EXERCISE DIRECTIONS
Pick out the lines in the listing below that contain the word "каналов" and copy them.

THE DATA

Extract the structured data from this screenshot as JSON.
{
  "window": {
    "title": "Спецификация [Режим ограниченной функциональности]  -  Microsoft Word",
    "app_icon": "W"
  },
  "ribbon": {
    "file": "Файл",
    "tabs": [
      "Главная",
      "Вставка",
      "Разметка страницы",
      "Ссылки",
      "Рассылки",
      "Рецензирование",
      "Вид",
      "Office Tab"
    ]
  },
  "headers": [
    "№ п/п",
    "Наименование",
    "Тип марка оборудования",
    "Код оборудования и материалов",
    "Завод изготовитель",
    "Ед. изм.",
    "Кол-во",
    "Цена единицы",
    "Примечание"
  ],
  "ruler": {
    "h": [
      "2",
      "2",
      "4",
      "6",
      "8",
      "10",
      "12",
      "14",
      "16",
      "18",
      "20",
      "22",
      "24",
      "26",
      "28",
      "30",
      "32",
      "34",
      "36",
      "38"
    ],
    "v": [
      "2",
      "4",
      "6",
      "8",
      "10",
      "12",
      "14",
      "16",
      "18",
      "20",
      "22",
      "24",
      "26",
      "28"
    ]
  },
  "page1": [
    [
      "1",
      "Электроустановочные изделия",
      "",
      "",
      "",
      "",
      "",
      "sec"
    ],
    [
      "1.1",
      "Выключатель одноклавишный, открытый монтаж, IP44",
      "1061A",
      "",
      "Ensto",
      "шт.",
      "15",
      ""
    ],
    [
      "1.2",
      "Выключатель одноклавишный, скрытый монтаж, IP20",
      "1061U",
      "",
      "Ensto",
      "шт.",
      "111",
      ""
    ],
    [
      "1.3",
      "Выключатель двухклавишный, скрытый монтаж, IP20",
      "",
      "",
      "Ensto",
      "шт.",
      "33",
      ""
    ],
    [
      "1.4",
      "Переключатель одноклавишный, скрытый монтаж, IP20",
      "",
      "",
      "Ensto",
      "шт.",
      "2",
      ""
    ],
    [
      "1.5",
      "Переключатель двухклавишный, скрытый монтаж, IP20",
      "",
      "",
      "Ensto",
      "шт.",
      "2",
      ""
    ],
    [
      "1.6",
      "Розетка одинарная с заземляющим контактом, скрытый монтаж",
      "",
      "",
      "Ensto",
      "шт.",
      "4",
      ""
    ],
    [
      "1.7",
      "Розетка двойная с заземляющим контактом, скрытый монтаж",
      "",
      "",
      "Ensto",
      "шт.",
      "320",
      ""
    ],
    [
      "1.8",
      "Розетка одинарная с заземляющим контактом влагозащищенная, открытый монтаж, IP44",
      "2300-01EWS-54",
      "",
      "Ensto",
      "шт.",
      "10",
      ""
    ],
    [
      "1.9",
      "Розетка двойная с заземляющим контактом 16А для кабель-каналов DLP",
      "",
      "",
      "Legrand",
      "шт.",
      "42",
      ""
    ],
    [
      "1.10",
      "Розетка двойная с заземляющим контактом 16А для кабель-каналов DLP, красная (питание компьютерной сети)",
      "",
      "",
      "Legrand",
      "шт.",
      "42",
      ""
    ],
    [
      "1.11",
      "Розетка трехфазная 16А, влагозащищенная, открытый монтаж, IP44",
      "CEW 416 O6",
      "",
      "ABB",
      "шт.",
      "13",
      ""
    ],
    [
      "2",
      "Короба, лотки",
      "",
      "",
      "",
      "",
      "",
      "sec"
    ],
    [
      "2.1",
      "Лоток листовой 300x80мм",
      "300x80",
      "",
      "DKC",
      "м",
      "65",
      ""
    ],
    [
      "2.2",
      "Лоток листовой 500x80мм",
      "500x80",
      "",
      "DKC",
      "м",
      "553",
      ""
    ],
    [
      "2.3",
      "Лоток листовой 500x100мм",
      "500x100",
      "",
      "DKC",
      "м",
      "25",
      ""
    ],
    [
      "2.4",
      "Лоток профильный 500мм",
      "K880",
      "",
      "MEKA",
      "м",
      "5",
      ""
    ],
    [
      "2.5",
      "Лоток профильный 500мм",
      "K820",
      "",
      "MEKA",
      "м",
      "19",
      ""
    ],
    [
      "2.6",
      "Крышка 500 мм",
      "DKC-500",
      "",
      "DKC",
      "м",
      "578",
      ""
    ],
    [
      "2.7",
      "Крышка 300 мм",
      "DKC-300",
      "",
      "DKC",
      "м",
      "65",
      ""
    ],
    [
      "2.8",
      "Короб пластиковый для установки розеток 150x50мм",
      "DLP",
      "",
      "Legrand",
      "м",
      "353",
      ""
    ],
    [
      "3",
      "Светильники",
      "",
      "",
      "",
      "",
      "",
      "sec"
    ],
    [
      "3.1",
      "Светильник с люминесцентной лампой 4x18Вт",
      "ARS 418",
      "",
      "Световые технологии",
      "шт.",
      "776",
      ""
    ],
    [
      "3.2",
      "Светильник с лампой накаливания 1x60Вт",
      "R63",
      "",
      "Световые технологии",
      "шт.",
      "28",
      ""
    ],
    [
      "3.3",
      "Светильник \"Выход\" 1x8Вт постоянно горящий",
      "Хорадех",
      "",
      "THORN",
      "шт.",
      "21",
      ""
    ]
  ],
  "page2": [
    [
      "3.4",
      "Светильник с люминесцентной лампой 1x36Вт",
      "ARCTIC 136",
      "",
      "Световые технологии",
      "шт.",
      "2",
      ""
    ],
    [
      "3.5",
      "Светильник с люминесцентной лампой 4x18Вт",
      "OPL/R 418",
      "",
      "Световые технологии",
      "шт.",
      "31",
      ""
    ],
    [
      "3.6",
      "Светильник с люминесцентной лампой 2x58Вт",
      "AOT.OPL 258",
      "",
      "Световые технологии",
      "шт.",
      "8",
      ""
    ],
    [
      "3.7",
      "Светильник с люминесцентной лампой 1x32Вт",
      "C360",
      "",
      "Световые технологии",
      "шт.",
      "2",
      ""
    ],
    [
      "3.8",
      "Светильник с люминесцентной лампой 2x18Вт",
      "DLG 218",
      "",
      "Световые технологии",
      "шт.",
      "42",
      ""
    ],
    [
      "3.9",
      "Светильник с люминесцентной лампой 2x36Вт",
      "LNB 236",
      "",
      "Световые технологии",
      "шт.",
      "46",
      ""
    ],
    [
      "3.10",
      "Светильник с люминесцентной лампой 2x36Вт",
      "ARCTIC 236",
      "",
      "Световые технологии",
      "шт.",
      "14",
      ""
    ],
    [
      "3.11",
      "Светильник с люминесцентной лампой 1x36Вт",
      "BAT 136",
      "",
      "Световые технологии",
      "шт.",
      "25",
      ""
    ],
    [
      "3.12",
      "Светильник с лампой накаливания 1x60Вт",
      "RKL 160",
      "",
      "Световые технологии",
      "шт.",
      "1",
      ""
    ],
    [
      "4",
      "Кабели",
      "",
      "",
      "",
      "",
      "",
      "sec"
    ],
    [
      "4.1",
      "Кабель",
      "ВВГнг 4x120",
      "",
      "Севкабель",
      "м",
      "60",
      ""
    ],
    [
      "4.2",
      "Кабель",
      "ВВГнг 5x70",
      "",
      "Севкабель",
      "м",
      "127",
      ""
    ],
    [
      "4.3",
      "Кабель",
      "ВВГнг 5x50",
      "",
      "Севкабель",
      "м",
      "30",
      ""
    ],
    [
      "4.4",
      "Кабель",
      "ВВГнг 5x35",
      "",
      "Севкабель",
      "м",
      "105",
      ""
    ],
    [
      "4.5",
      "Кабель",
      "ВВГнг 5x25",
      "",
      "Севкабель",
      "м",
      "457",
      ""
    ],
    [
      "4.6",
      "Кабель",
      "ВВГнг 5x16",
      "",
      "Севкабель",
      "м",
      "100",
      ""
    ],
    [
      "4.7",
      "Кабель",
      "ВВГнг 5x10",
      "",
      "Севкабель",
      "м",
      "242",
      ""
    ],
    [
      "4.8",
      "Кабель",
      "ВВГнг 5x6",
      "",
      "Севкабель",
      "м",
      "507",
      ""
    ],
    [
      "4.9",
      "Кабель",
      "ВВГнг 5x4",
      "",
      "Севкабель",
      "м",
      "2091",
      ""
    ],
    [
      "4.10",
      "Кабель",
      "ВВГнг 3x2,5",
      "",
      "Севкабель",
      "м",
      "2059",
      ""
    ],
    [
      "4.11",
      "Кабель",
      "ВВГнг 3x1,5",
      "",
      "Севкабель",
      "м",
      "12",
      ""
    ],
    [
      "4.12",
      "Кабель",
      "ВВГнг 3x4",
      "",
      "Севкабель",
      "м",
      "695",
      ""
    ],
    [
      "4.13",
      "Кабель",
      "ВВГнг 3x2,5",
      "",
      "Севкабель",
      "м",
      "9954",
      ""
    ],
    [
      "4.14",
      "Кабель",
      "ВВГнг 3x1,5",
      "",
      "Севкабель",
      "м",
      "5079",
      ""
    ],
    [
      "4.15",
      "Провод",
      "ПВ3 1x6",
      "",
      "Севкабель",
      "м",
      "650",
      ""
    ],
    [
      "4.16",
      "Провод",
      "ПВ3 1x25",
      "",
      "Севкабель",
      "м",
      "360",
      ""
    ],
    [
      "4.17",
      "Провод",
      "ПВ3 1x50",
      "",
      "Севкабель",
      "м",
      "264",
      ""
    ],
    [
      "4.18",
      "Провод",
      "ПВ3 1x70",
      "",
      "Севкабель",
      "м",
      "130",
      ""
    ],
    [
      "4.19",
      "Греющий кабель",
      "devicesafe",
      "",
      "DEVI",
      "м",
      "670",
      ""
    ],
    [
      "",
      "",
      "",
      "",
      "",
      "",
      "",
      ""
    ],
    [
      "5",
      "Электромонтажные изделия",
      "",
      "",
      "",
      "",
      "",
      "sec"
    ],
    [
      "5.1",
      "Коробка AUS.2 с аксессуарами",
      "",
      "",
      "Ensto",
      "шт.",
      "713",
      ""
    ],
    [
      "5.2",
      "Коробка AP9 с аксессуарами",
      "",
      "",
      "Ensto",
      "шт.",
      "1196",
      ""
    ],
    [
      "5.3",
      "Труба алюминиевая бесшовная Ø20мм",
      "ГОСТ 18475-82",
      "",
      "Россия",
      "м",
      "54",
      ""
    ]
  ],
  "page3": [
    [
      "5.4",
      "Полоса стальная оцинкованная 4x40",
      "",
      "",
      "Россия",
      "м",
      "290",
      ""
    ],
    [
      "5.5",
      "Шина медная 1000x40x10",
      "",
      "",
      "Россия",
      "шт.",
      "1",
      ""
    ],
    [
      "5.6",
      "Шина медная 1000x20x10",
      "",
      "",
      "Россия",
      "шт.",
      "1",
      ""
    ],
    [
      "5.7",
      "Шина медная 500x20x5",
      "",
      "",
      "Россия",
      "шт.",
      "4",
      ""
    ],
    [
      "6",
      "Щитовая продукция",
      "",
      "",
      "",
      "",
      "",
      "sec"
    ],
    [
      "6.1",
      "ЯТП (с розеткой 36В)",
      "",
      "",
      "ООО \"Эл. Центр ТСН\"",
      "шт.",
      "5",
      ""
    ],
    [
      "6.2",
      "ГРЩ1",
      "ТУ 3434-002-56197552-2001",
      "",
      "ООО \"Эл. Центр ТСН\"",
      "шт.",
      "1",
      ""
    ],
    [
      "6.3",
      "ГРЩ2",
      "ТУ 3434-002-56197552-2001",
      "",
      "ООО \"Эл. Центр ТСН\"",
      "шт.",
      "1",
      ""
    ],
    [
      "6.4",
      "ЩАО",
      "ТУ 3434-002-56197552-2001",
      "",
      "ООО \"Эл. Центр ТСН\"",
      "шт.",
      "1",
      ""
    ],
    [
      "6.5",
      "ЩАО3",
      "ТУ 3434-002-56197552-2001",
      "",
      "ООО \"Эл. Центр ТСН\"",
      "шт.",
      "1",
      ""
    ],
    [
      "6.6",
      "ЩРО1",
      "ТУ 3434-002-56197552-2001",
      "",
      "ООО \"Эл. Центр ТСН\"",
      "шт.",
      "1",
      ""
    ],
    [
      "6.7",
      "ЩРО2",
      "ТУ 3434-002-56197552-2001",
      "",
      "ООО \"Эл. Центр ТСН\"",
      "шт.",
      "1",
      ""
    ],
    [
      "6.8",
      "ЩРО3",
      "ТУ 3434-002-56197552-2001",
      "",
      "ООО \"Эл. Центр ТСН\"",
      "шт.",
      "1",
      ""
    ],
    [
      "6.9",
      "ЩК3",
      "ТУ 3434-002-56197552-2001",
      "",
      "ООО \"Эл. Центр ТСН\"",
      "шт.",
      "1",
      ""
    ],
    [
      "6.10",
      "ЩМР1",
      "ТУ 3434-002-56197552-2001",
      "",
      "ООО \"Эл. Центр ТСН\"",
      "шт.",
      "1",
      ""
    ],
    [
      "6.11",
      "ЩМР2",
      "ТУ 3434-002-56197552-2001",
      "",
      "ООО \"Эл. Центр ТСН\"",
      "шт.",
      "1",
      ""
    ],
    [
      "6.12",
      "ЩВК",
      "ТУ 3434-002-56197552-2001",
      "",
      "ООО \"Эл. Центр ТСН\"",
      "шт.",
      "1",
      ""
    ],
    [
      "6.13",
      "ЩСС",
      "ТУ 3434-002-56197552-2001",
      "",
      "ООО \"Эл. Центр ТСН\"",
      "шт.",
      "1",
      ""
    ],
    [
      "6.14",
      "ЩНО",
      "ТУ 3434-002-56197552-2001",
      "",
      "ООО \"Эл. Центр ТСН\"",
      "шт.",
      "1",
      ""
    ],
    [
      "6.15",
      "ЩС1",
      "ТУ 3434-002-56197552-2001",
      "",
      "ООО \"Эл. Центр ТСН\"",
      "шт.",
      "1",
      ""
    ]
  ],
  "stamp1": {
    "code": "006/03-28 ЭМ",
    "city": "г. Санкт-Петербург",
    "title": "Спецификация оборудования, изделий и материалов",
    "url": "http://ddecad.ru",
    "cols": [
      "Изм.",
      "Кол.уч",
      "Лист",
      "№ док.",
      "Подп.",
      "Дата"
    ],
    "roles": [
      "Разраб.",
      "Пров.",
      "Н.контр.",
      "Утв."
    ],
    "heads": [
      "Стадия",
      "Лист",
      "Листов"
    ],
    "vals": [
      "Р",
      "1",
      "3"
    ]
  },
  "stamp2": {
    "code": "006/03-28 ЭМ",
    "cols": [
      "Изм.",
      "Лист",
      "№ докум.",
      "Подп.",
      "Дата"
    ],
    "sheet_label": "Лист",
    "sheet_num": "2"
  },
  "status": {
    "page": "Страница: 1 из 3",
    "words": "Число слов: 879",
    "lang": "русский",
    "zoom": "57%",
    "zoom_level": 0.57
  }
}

RESPONSE TO THE EXERCISE
      "Розетка двойная с заземляющим контактом 16А для кабель-каналов DLP",
      "Розетка двойная с заземляющим контактом 16А для кабель-каналов DLP, красная (питание компьютерной сети)",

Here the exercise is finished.